Did you know telephones were first introduced into St. Lucia in 1896? In 1897, the Director of Public Works revealed that it had fifty subscribers and added: “The ultimate number will probably, not exceed 100.” True enough, until the 1960s, very few people in St. Lucia had telephones.
The Government- operated service was an archaic system, in which callers had to crank a handle to generate sufficient power to reach the telephone exchange, supply the telephone operator with a telephone number and wait to be connected. Outside of Castries, telephones were available only to a few upper-class households and the emergency services. Conversations had to be kept concise so as not to overload the system’s capacity.
In 1964, British-owned Cable & Wireless moved into the eastern Caribbean, including St. Lucia and set up a new an elaborate inter-island and international communications network with automatic telephone services.

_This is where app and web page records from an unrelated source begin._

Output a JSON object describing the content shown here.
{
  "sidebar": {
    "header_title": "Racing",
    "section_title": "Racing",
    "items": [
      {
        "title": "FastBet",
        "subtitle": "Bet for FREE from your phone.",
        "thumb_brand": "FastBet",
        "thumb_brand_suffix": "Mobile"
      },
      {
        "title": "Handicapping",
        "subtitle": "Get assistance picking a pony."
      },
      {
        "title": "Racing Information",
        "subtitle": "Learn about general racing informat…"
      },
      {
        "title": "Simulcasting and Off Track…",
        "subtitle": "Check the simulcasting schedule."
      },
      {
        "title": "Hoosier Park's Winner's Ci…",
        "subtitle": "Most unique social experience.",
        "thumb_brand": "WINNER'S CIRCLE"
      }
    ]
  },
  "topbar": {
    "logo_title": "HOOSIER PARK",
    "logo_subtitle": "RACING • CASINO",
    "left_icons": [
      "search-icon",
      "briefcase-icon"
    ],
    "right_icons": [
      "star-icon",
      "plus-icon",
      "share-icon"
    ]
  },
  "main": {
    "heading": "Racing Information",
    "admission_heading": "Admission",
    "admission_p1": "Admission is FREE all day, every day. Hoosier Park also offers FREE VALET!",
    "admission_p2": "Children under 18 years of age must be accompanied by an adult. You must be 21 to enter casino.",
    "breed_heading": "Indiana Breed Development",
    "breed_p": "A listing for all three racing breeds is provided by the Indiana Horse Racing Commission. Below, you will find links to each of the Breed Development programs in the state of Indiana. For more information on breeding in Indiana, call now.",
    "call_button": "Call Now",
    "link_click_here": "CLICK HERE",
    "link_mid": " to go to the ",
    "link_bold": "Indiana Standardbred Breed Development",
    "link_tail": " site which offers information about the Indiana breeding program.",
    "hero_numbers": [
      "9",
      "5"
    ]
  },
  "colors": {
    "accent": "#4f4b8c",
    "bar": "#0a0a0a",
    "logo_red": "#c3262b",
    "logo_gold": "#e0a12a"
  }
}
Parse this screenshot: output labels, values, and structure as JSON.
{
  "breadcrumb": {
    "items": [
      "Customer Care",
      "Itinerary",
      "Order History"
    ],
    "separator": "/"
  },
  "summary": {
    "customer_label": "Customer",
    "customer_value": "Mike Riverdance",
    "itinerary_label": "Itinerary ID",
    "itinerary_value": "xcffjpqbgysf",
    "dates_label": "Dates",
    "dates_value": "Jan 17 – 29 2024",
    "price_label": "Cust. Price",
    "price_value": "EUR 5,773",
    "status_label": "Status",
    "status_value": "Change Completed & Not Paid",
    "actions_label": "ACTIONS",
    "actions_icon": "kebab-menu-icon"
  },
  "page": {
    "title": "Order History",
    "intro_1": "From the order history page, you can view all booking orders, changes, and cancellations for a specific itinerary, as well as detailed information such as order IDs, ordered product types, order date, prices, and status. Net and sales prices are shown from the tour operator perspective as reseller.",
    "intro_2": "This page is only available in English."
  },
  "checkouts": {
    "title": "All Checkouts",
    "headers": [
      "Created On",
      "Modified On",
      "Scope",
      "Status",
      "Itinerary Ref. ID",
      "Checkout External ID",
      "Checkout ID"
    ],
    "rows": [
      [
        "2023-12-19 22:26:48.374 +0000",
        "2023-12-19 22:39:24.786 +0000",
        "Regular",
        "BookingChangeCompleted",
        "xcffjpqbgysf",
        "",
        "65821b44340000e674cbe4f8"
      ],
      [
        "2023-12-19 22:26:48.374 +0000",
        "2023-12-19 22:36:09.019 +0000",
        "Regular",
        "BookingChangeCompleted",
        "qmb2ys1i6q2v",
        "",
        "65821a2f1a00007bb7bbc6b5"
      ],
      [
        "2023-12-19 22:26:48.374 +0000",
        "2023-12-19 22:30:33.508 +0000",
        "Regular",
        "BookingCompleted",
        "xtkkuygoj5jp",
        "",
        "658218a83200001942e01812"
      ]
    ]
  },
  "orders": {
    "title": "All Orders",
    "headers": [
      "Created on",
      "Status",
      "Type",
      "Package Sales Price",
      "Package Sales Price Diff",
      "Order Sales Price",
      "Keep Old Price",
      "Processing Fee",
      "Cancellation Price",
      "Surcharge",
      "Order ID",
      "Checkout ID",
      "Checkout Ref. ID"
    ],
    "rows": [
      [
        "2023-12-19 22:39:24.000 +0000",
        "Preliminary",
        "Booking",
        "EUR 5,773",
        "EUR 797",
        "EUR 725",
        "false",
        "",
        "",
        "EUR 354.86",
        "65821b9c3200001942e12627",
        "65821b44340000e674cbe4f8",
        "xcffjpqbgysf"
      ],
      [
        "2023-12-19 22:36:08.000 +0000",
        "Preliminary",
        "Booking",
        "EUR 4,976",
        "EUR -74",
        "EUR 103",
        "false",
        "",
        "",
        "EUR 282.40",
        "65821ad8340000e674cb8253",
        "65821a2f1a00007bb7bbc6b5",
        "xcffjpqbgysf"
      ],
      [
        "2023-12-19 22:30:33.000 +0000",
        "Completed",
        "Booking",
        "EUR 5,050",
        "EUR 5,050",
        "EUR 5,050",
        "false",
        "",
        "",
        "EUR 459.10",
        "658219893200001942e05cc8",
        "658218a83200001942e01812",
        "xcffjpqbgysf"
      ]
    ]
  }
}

In the 1990s, the system was digitized. However, Cable & Wireless’ 30-year monopoly ended in 2001. Then St. Lucia and the other territories allowed other telecom companies to operate and provide telecommunication services.
Source: A History of St. Lucia by Harmsen, Ellis & Devaux – 2012
This feature runs every Tuesday and Thursday. It is compiled by daughter of the soil Anselma Aimable, a former agricultural officer and former correspondent for Caribbean Net News, who has a deep interest in local culture and history. Send ideas and tips to [email protected]